Thyroid tumors in Alaska natives are larger and more advanced at diagnosis
A new study spanning 45 years has shown that while Alaska Natives have a similar incidence of thyroid cancer as the U.S. white population, their tumors at the time of diagnosis tend to be larger and to have spread beyond a localized area. The data, culled from the National Cancer Institute's Alaska Native Tumor Registry, are described in an article published in Thyroid.
The article entitled "Occurrence of Endocrine and Thyroid Cancers among Alaska Native People, 1969-2013 " was coauthored by Sarah Nash, PhD MPH, Anne Lanier, MD, MPH, Alaska Native Tribal Health Consortium, Anchorage and Molly Southworth, MD, MPH, Alaska Native Medical Center, Anchorage. The researchers searched the registry to identify cases of endocrine cancer diagnosed over a 45-year period, focusing their comparison specifically on thyroid cancers, more than 85% of which were papillary tumors.
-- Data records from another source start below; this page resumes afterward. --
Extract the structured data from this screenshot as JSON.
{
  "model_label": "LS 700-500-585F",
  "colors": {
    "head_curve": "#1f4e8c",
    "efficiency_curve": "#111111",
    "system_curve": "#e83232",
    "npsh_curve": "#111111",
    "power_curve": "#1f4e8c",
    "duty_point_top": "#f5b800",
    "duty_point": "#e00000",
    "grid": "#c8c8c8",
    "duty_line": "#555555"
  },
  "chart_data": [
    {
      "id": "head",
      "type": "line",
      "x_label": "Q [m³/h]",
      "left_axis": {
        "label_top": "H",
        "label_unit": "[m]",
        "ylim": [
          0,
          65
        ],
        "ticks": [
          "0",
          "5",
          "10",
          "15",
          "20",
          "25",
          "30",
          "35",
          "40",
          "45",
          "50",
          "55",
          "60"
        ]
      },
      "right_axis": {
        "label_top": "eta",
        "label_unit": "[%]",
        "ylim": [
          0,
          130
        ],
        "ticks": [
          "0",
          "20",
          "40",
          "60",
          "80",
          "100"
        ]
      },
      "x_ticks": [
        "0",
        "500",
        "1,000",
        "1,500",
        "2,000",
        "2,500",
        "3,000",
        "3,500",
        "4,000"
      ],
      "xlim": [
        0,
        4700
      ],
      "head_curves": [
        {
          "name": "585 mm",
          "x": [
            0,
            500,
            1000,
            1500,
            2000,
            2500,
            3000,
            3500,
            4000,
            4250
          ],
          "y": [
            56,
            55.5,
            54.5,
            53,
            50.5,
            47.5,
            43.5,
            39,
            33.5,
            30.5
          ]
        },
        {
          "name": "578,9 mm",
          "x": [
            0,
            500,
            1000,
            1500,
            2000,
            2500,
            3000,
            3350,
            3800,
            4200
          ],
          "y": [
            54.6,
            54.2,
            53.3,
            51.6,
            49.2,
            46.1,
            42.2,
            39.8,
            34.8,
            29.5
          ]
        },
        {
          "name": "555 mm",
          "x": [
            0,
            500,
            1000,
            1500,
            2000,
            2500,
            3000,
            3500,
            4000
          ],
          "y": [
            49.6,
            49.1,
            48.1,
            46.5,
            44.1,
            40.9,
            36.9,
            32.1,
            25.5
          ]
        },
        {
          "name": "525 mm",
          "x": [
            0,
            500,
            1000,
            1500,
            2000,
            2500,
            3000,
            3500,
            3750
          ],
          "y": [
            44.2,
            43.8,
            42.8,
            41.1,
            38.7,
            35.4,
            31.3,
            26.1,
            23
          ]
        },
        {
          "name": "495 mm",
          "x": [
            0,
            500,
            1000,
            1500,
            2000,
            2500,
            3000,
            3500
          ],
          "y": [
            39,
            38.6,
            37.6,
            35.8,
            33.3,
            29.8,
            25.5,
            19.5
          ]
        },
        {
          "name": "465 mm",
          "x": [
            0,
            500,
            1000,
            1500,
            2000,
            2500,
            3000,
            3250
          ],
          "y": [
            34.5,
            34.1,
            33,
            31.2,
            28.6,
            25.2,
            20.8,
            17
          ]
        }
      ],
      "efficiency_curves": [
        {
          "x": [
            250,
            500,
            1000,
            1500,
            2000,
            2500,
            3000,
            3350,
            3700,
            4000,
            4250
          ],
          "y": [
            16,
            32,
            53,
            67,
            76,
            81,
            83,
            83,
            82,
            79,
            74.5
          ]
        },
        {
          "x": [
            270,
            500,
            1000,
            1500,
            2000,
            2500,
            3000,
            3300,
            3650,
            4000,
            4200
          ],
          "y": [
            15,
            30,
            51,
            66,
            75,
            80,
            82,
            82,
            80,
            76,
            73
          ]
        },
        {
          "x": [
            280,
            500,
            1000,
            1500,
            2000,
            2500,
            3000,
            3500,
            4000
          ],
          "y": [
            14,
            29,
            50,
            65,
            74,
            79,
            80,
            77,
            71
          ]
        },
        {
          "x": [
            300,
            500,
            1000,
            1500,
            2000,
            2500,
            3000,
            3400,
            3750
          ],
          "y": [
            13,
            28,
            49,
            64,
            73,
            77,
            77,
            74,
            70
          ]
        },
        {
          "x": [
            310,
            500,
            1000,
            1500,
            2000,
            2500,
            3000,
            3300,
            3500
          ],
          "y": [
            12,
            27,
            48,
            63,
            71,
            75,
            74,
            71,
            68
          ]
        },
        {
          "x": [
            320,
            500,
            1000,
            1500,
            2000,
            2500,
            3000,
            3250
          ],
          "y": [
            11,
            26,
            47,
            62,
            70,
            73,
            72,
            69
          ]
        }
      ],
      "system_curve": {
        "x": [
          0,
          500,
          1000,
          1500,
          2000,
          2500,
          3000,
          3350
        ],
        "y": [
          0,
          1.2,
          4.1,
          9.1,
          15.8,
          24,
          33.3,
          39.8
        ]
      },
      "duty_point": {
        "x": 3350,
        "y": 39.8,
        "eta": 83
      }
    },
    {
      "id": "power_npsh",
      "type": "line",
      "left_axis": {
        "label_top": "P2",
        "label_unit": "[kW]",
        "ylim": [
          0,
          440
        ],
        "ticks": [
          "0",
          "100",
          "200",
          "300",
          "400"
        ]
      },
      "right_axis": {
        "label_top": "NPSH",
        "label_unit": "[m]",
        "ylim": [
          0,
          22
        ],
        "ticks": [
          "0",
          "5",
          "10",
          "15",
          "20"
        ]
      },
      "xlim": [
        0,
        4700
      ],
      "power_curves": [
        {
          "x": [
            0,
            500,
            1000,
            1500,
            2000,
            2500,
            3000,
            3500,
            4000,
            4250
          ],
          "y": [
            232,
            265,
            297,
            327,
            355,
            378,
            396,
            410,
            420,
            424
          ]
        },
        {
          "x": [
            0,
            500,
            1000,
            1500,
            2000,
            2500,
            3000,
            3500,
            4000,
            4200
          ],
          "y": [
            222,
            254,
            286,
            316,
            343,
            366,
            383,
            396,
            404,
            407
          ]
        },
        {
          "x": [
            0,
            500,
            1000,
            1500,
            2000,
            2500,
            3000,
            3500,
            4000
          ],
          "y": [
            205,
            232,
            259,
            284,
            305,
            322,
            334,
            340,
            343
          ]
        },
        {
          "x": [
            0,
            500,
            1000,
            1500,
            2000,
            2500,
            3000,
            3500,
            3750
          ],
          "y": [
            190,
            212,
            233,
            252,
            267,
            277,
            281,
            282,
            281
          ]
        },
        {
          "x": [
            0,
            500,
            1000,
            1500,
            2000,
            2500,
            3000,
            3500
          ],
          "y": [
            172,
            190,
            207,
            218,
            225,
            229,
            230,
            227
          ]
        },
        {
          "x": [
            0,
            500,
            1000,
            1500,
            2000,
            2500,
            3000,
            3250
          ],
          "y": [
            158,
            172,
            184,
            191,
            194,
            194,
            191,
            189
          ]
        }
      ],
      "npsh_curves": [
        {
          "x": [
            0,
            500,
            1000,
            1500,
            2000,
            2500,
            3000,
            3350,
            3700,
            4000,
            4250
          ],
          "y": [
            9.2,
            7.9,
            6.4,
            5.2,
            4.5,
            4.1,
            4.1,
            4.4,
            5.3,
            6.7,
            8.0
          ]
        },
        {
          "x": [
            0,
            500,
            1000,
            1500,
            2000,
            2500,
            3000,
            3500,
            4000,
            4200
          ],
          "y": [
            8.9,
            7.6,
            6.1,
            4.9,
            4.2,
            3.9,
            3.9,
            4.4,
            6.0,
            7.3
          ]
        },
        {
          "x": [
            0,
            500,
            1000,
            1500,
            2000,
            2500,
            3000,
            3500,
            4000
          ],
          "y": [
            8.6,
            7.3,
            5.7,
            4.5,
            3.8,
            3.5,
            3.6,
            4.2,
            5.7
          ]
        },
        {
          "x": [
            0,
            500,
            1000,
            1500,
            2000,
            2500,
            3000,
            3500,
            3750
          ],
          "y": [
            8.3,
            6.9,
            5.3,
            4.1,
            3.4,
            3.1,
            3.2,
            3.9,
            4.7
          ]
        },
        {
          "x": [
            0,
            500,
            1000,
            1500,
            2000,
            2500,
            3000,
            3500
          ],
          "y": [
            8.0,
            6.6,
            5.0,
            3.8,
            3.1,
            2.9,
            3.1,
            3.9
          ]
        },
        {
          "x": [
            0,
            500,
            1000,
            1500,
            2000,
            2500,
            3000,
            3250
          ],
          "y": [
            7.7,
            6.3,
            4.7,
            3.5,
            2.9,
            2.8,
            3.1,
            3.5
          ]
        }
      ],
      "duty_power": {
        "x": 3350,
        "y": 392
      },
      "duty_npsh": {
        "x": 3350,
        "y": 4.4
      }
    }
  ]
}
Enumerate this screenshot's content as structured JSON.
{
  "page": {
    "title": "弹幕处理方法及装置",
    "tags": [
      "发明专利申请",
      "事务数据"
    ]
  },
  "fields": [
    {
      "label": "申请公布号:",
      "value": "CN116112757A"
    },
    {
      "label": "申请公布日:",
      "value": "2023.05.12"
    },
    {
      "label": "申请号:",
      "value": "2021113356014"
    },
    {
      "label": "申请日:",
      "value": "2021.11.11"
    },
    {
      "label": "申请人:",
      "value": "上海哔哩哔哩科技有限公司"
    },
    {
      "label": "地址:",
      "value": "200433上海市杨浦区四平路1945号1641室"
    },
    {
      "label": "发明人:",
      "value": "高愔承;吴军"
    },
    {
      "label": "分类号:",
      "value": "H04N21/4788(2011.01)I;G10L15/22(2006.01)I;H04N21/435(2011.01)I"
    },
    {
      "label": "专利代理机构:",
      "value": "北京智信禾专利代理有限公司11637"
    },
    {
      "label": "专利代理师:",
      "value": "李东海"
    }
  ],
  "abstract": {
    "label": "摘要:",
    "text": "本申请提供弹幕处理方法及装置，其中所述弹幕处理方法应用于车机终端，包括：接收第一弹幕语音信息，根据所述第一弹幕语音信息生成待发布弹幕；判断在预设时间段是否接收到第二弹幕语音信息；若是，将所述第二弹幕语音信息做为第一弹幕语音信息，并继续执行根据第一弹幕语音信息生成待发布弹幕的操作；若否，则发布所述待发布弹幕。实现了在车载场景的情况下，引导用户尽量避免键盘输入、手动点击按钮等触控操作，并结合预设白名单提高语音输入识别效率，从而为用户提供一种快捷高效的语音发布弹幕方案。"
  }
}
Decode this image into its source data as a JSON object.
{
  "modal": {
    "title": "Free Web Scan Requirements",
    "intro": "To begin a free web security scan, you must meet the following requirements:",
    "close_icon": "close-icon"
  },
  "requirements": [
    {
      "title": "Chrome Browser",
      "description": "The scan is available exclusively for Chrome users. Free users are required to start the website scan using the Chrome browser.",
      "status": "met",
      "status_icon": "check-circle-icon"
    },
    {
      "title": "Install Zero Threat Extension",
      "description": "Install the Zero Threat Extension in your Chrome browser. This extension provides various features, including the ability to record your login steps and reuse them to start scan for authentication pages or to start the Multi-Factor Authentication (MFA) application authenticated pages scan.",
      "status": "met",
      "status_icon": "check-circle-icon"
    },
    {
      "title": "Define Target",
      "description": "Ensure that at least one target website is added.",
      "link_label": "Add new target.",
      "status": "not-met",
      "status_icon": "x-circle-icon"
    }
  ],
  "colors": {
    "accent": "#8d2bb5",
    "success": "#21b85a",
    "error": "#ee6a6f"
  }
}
"This is the first detailed examination of thyroid cancer in the Alaska Native population. Although further research is needed, the findings suggest that differences in access to healthcare may have contributed to the observed discrepancies with the white U.S. population," says Peter A. Kopp, MD, Editor-in-Chief of Thyroid and Professor of Medicine, Division of Endocrinology, Metabolism, and Molecular Medicine, Northwestern University Feinberg School of Medicine, Chicago, IL. "The similarity in outcomes suggests that the increase in the detection of small, typically indolent thyroid cancers observed nationally may be a result of improved detection methods, a phenomenon described as 'over-diagnosis' by some authors."